The whole listing below is to be repeated without alteration.

# Information shown
------------------------------------

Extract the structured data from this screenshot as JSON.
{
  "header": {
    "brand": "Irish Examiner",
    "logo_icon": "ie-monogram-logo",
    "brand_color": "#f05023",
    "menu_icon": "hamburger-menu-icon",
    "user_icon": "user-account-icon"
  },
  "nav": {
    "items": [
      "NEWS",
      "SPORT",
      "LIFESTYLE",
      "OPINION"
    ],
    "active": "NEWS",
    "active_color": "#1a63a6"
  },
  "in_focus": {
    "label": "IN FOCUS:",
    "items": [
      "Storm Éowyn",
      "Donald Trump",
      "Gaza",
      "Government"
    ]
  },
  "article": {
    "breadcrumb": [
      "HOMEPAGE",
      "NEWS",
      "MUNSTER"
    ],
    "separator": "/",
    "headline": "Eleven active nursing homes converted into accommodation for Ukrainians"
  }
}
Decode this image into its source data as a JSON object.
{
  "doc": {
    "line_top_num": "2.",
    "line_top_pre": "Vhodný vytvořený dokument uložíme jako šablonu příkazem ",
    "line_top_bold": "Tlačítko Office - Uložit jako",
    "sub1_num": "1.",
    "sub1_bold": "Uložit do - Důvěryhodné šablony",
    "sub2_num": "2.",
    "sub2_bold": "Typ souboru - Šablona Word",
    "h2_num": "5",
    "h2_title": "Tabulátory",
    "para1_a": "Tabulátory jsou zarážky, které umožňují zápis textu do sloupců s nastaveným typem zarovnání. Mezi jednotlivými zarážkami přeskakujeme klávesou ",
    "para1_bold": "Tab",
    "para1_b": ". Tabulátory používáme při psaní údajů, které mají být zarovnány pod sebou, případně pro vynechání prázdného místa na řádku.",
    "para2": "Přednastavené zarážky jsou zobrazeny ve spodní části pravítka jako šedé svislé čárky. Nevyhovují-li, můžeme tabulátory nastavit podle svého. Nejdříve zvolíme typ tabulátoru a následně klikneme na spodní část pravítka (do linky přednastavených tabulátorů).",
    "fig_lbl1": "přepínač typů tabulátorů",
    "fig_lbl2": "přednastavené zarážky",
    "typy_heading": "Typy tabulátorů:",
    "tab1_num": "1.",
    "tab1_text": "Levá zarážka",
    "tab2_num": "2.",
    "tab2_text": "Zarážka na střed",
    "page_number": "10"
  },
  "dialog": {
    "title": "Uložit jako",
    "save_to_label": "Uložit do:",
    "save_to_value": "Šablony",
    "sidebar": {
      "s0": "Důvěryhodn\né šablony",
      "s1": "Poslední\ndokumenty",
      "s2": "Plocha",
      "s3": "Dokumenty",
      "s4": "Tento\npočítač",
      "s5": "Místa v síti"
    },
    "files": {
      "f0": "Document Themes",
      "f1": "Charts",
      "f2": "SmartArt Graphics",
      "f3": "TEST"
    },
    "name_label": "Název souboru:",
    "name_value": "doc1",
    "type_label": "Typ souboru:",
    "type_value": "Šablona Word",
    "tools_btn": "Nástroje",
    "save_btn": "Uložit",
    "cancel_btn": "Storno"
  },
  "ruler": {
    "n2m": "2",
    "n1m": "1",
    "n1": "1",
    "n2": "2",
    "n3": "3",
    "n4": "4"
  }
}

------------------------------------

# Exercise answer
Extract the structured data from this screenshot as JSON.
{
  "header": {
    "brand": "Irish Examiner",
    "logo_icon": "ie-monogram-logo",
    "brand_color": "#f05023",
    "menu_icon": "hamburger-menu-icon",
    "user_icon": "user-account-icon"
  },
  "nav": {
    "items": [
      "NEWS",
      "SPORT",
      "LIFESTYLE",
      "OPINION"
    ],
    "active": "NEWS",
    "active_color": "#1a63a6"
  },
  "in_focus": {
    "label": "IN FOCUS:",
    "items": [
      "Storm Éowyn",
      "Donald Trump",
      "Gaza",
      "Government"
    ]
  },
  "article": {
    "breadcrumb": [
      "HOMEPAGE",
      "NEWS",
      "MUNSTER"
    ],
    "separator": "/",
    "headline": "Eleven active nursing homes converted into accommodation for Ukrainians"
  }
}
Decode this image into its source data as a JSON object.
{
  "doc": {
    "line_top_num": "2.",
    "line_top_pre": "Vhodný vytvořený dokument uložíme jako šablonu příkazem ",
    "line_top_bold": "Tlačítko Office - Uložit jako",
    "sub1_num": "1.",
    "sub1_bold": "Uložit do - Důvěryhodné šablony",
    "sub2_num": "2.",
    "sub2_bold": "Typ souboru - Šablona Word",
    "h2_num": "5",
    "h2_title": "Tabulátory",
    "para1_a": "Tabulátory jsou zarážky, které umožňují zápis textu do sloupců s nastaveným typem zarovnání. Mezi jednotlivými zarážkami přeskakujeme klávesou ",
    "para1_bold": "Tab",
    "para1_b": ". Tabulátory používáme při psaní údajů, které mají být zarovnány pod sebou, případně pro vynechání prázdného místa na řádku.",
    "para2": "Přednastavené zarážky jsou zobrazeny ve spodní části pravítka jako šedé svislé čárky. Nevyhovují-li, můžeme tabulátory nastavit podle svého. Nejdříve zvolíme typ tabulátoru a následně klikneme na spodní část pravítka (do linky přednastavených tabulátorů).",
    "fig_lbl1": "přepínač typů tabulátorů",
    "fig_lbl2": "přednastavené zarážky",
    "typy_heading": "Typy tabulátorů:",
    "tab1_num": "1.",
    "tab1_text": "Levá zarážka",
    "tab2_num": "2.",
    "tab2_text": "Zarážka na střed",
    "page_number": "10"
  },
  "dialog": {
    "title": "Uložit jako",
    "save_to_label": "Uložit do:",
    "save_to_value": "Šablony",
    "sidebar": {
      "s0": "Důvěryhodn\né šablony",
      "s1": "Poslední\ndokumenty",
      "s2": "Plocha",
      "s3": "Dokumenty",
      "s4": "Tento\npočítač",
      "s5": "Místa v síti"
    },
    "files": {
      "f0": "Document Themes",
      "f1": "Charts",
      "f2": "SmartArt Graphics",
      "f3": "TEST"
    },
    "name_label": "Název souboru:",
    "name_value": "doc1",
    "type_label": "Typ souboru:",
    "type_value": "Šablona Word",
    "tools_btn": "Nástroje",
    "save_btn": "Uložit",
    "cancel_btn": "Storno"
  },
  "ruler": {
    "n2m": "2",
    "n1m": "1",
    "n1": "1",
    "n2": "2",
    "n3": "3",
    "n4": "4"
  }
}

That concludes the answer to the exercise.